▸ **Work to complete**: Print all the entries exactly.

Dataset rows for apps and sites
********

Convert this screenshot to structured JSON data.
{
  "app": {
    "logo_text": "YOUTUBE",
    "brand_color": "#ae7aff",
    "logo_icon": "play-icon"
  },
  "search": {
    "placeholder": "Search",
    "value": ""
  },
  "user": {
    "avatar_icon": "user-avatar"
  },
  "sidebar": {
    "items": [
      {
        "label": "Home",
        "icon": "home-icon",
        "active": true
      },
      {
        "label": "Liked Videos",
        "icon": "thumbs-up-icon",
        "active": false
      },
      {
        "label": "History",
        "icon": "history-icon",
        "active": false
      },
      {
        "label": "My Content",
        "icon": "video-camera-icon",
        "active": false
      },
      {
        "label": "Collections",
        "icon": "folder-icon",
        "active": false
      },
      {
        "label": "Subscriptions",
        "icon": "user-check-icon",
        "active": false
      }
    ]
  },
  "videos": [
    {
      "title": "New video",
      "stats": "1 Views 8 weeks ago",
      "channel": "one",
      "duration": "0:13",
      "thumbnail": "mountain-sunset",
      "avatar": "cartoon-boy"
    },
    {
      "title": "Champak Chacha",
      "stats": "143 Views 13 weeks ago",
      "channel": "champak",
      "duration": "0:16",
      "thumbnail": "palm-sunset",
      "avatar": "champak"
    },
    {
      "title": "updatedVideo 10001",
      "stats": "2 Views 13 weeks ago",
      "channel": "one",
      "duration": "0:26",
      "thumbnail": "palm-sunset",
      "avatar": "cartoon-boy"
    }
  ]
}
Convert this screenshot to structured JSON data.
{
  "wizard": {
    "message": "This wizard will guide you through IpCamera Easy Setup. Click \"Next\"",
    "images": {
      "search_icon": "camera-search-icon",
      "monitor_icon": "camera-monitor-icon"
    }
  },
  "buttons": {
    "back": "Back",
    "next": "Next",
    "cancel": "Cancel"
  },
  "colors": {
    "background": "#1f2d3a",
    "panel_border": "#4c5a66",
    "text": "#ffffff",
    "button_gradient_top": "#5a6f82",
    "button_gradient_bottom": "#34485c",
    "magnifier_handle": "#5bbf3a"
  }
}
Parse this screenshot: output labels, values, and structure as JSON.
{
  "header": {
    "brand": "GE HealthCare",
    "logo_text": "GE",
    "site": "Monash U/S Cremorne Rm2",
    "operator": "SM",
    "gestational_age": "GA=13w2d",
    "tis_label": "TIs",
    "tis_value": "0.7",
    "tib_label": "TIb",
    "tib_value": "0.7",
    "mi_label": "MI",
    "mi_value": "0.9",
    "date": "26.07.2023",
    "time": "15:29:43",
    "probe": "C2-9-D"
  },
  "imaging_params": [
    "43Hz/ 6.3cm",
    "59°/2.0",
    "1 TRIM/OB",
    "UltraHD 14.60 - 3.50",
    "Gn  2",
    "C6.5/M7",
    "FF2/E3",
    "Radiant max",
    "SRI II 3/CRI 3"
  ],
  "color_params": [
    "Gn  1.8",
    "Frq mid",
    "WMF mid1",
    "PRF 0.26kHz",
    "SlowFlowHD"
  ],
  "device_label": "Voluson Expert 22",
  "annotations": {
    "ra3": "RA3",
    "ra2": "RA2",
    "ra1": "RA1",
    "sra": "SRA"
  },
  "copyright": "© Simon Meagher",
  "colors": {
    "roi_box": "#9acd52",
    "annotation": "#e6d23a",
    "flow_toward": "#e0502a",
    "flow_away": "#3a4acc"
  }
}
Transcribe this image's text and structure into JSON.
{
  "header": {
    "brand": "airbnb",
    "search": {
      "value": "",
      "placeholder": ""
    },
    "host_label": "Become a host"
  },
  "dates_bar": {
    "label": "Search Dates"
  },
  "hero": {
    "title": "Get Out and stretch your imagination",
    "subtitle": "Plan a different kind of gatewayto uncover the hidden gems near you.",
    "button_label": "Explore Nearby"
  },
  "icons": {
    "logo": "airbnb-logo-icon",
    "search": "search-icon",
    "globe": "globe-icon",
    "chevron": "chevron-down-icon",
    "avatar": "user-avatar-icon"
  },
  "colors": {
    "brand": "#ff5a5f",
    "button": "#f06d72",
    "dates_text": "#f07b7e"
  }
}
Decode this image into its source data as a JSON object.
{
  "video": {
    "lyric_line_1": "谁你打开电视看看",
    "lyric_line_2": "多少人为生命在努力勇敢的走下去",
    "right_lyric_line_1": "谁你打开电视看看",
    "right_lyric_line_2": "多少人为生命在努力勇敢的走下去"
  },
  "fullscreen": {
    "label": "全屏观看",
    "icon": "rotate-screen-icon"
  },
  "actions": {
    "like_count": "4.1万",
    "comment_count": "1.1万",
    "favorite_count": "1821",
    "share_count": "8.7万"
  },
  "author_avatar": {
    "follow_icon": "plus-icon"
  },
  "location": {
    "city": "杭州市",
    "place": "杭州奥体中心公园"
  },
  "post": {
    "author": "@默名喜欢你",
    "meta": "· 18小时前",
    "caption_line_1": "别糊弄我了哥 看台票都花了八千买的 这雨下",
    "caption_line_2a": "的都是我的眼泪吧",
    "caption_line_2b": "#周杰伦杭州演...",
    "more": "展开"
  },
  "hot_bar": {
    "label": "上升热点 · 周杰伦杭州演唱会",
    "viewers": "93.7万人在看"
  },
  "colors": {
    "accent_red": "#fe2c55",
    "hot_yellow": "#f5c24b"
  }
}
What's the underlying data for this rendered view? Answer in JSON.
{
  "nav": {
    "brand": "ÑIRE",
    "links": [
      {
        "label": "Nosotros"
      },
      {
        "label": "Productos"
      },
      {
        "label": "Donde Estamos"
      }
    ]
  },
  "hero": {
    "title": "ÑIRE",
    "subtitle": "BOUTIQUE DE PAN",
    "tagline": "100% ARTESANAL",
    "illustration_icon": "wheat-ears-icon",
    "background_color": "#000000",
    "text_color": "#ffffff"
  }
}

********

▸ **Answer to this problem**:
Convert this screenshot to structured JSON data.
{
  "app": {
    "logo_text": "YOUTUBE",
    "brand_color": "#ae7aff",
    "logo_icon": "play-icon"
  },
  "search": {
    "placeholder": "Search",
    "value": ""
  },
  "user": {
    "avatar_icon": "user-avatar"
  },
  "sidebar": {
    "items": [
      {
        "label": "Home",
        "icon": "home-icon",
        "active": true
      },
      {
        "label": "Liked Videos",
        "icon": "thumbs-up-icon",
        "active": false
      },
      {
        "label": "History",
        "icon": "history-icon",
        "active": false
      },
      {
        "label": "My Content",
        "icon": "video-camera-icon",
        "active": false
      },
      {
        "label": "Collections",
        "icon": "folder-icon",
        "active": false
      },
      {
        "label": "Subscriptions",
        "icon": "user-check-icon",
        "active": false
      }
    ]
  },
  "videos": [
    {
      "title": "New video",
      "stats": "1 Views 8 weeks ago",
      "channel": "one",
      "duration": "0:13",
      "thumbnail": "mountain-sunset",
      "avatar": "cartoon-boy"
    },
    {
      "title": "Champak Chacha",
      "stats": "143 Views 13 weeks ago",
      "channel": "champak",
      "duration": "0:16",
      "thumbnail": "palm-sunset",
      "avatar": "champak"
    },
    {
      "title": "updatedVideo 10001",
      "stats": "2 Views 13 weeks ago",
      "channel": "one",
      "duration": "0:26",
      "thumbnail": "palm-sunset",
      "avatar": "cartoon-boy"
    }
  ]
}
Convert this screenshot to structured JSON data.
{
  "wizard": {
    "message": "This wizard will guide you through IpCamera Easy Setup. Click \"Next\"",
    "images": {
      "search_icon": "camera-search-icon",
      "monitor_icon": "camera-monitor-icon"
    }
  },
  "buttons": {
    "back": "Back",
    "next": "Next",
    "cancel": "Cancel"
  },
  "colors": {
    "background": "#1f2d3a",
    "panel_border": "#4c5a66",
    "text": "#ffffff",
    "button_gradient_top": "#5a6f82",
    "button_gradient_bottom": "#34485c",
    "magnifier_handle": "#5bbf3a"
  }
}
Parse this screenshot: output labels, values, and structure as JSON.
{
  "header": {
    "brand": "GE HealthCare",
    "logo_text": "GE",
    "site": "Monash U/S Cremorne Rm2",
    "operator": "SM",
    "gestational_age": "GA=13w2d",
    "tis_label": "TIs",
    "tis_value": "0.7",
    "tib_label": "TIb",
    "tib_value": "0.7",
    "mi_label": "MI",
    "mi_value": "0.9",
    "date": "26.07.2023",
    "time": "15:29:43",
    "probe": "C2-9-D"
  },
  "imaging_params": [
    "43Hz/ 6.3cm",
    "59°/2.0",
    "1 TRIM/OB",
    "UltraHD 14.60 - 3.50",
    "Gn  2",
    "C6.5/M7",
    "FF2/E3",
    "Radiant max",
    "SRI II 3/CRI 3"
  ],
  "color_params": [
    "Gn  1.8",
    "Frq mid",
    "WMF mid1",
    "PRF 0.26kHz",
    "SlowFlowHD"
  ],
  "device_label": "Voluson Expert 22",
  "annotations": {
    "ra3": "RA3",
    "ra2": "RA2",
    "ra1": "RA1",
    "sra": "SRA"
  },
  "copyright": "© Simon Meagher",
  "colors": {
    "roi_box": "#9acd52",
    "annotation": "#e6d23a",
    "flow_toward": "#e0502a",
    "flow_away": "#3a4acc"
  }
}
Transcribe this image's text and structure into JSON.
{
  "header": {
    "brand": "airbnb",
    "search": {
      "value": "",
      "placeholder": ""
    },
    "host_label": "Become a host"
  },
  "dates_bar": {
    "label": "Search Dates"
  },
  "hero": {
    "title": "Get Out and stretch your imagination",
    "subtitle": "Plan a different kind of gatewayto uncover the hidden gems near you.",
    "button_label": "Explore Nearby"
  },
  "icons": {
    "logo": "airbnb-logo-icon",
    "search": "search-icon",
    "globe": "globe-icon",
    "chevron": "chevron-down-icon",
    "avatar": "user-avatar-icon"
  },
  "colors": {
    "brand": "#ff5a5f",
    "button": "#f06d72",
    "dates_text": "#f07b7e"
  }
}
Decode this image into its source data as a JSON object.
{
  "video": {
    "lyric_line_1": "谁你打开电视看看",
    "lyric_line_2": "多少人为生命在努力勇敢的走下去",
    "right_lyric_line_1": "谁你打开电视看看",
    "right_lyric_line_2": "多少人为生命在努力勇敢的走下去"
  },
  "fullscreen": {
    "label": "全屏观看",
    "icon": "rotate-screen-icon"
  },
  "actions": {
    "like_count": "4.1万",
    "comment_count": "1.1万",
    "favorite_count": "1821",
    "share_count": "8.7万"
  },
  "author_avatar": {
    "follow_icon": "plus-icon"
  },
  "location": {
    "city": "杭州市",
    "place": "杭州奥体中心公园"
  },
  "post": {
    "author": "@默名喜欢你",
    "meta": "· 18小时前",
    "caption_line_1": "别糊弄我了哥 看台票都花了八千买的 这雨下",
    "caption_line_2a": "的都是我的眼泪吧",
    "caption_line_2b": "#周杰伦杭州演...",
    "more": "展开"
  },
  "hot_bar": {
    "label": "上升热点 · 周杰伦杭州演唱会",
    "viewers": "93.7万人在看"
  },
  "colors": {
    "accent_red": "#fe2c55",
    "hot_yellow": "#f5c24b"
  }
}
What's the underlying data for this rendered view? Answer in JSON.
{
  "nav": {
    "brand": "ÑIRE",
    "links": [
      {
        "label": "Nosotros"
      },
      {
        "label": "Productos"
      },
      {
        "label": "Donde Estamos"
      }
    ]
  },
  "hero": {
    "title": "ÑIRE",
    "subtitle": "BOUTIQUE DE PAN",
    "tagline": "100% ARTESANAL",
    "illustration_icon": "wheat-ears-icon",
    "background_color": "#000000",
    "text_color": "#ffffff"
  }
}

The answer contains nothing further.